The following morning we addressed ourselves early to the duty of escorting our ponderous vehicle to the north towards Lake Zumpango, over a line of country on which we were led to believe that the banditti were as plentiful as the nopal bushes. But here again our perverse good fortune brought us through without adventure, or any chance of trying our mettle; and to tell the truth, had it not been for the coach and its ten mules, a more banditti-looking party than our own could hardly have been met with.

The range of secondary hills over which our track lay on our early morning ride to Tecama, an old halting place on the Real del Monte road, gave us frequent glimpses of the lakes in the plain below, and particularly of that of San Cristobal, between which and the marshes of Lake Tezcuco, the old Spaniards have left one of the noblest monuments of their skill and magnificence, in the construction of the celebrated dike and causeway, by which they prevented the surplus waters of the higher from entering the lower. Its length is fifteen hundred veras, its breadth ten, and height from three to four; the whole structure being a mass of solid masonry.

A short pause at Tecama was followed by our descent into the great level, which, once doubtless covered with waters, extends from the present shores of the lake, round the base of a group of volcanic hills, towards the foot of the great chain, which hems in the valley of Mexico to the north and northeast.

Zumpango is about five leagues distant from Tecama, or eight from San Juan Teotihuacan.
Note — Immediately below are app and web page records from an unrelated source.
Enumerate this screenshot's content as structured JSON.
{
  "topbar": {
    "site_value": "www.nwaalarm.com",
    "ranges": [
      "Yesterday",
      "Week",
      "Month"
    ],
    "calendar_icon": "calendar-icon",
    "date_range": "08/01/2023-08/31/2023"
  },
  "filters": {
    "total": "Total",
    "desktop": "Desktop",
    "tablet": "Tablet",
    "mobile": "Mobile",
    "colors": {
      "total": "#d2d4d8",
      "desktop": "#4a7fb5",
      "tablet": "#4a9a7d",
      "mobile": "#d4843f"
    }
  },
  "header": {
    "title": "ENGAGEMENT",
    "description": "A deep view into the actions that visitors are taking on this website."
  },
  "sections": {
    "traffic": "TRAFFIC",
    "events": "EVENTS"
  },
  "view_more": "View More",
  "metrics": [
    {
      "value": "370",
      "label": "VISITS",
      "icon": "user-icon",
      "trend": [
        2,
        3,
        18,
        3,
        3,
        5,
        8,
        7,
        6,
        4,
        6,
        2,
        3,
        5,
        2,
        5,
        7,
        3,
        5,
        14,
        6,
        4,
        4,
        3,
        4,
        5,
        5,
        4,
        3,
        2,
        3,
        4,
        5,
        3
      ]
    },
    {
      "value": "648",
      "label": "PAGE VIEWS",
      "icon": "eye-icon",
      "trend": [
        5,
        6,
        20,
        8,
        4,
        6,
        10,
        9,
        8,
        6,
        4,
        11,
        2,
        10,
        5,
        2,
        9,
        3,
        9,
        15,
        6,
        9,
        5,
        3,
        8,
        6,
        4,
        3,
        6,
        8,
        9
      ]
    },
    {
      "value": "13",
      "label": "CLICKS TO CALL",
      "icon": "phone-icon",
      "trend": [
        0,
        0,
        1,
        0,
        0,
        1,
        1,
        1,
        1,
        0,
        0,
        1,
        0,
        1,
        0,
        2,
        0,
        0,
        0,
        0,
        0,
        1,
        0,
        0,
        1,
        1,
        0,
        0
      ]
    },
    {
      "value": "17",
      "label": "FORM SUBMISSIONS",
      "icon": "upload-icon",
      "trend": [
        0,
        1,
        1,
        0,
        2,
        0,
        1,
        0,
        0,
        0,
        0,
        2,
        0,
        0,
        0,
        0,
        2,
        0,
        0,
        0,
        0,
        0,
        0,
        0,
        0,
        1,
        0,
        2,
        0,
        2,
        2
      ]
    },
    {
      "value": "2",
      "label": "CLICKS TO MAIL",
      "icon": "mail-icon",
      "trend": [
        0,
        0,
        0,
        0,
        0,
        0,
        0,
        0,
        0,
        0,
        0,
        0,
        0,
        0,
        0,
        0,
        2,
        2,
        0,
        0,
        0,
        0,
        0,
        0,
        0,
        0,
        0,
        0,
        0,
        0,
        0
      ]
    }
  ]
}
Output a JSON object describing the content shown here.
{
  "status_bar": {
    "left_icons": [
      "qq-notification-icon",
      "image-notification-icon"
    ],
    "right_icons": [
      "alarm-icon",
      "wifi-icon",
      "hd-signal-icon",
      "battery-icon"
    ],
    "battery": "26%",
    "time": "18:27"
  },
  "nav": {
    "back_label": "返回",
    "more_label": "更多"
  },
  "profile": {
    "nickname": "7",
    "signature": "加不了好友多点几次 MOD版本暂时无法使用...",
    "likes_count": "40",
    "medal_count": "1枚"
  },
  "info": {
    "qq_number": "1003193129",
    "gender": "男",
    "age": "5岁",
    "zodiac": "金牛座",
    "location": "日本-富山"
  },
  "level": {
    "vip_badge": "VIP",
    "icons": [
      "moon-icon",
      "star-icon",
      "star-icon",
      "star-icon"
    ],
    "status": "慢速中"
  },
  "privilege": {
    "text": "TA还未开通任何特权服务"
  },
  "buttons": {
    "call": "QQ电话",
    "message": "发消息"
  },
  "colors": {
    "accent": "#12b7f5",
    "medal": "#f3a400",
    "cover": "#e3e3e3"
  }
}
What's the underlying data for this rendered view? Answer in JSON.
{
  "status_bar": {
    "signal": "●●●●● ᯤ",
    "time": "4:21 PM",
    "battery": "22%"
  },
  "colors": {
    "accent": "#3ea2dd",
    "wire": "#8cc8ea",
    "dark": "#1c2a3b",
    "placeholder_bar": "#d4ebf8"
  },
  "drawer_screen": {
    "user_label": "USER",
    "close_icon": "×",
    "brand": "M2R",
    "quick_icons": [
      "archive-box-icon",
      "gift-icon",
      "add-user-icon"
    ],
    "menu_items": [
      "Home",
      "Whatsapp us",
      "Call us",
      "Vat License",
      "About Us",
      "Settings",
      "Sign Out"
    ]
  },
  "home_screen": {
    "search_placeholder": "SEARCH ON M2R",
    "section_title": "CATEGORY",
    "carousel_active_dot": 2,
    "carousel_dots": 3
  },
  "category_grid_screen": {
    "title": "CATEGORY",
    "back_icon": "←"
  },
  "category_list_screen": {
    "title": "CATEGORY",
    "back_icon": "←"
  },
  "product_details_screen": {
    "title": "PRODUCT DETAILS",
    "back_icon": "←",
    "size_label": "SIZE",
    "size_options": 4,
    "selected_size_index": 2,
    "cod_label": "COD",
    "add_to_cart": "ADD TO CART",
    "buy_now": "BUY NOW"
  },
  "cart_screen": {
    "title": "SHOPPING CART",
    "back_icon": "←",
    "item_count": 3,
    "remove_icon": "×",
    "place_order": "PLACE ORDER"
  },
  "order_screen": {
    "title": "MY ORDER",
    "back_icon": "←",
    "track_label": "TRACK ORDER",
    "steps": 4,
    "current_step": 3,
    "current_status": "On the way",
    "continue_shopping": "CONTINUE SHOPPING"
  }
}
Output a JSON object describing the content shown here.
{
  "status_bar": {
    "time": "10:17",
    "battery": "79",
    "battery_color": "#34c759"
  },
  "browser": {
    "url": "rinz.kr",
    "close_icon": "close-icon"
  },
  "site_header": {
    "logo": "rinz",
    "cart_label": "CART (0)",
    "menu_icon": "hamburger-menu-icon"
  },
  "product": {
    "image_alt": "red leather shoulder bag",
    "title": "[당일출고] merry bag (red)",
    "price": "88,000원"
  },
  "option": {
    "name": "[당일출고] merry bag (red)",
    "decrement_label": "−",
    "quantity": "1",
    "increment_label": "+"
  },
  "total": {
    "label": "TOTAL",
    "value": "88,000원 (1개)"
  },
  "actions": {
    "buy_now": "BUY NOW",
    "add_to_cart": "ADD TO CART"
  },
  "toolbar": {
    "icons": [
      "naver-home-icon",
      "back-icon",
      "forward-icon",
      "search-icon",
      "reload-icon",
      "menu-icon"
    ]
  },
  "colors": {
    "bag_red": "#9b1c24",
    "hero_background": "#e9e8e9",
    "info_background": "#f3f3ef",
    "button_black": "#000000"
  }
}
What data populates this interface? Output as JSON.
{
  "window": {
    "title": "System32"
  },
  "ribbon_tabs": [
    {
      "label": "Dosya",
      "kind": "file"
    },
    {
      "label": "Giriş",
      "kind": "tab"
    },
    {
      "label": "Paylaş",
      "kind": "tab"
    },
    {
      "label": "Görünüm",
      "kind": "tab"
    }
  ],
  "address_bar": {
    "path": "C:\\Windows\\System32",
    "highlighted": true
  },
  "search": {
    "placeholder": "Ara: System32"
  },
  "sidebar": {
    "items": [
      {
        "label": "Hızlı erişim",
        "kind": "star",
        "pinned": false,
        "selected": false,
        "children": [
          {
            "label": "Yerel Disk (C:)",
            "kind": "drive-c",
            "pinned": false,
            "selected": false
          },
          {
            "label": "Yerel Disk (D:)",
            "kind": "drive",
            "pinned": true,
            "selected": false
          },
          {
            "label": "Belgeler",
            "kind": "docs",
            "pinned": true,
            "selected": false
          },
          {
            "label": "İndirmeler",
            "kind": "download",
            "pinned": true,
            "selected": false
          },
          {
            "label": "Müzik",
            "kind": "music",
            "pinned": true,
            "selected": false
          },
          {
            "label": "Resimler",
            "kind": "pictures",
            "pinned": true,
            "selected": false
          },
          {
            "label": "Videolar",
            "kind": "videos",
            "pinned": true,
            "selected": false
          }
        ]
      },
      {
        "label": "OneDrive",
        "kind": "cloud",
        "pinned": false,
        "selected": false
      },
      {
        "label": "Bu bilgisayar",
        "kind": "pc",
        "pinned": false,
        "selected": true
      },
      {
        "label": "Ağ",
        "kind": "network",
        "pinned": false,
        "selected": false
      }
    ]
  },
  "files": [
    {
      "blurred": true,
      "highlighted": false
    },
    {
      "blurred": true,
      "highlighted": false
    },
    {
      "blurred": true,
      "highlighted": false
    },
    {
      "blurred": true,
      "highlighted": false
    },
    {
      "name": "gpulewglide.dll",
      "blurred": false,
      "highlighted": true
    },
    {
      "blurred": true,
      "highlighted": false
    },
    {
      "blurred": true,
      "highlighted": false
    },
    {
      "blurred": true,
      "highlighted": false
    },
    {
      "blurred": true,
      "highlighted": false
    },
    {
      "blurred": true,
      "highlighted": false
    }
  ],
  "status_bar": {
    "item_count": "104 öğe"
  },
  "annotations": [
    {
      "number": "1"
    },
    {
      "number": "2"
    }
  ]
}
It may give you some idea of the utter ignorance which reigns in the capital among the better classes, both natives and Europeans, as to the topography of the country, when I assure you that we had set out on this excursion, as upon a journey of discovery; without being able to gather the slightest information of a positive character with regard to the practicability of what we proposed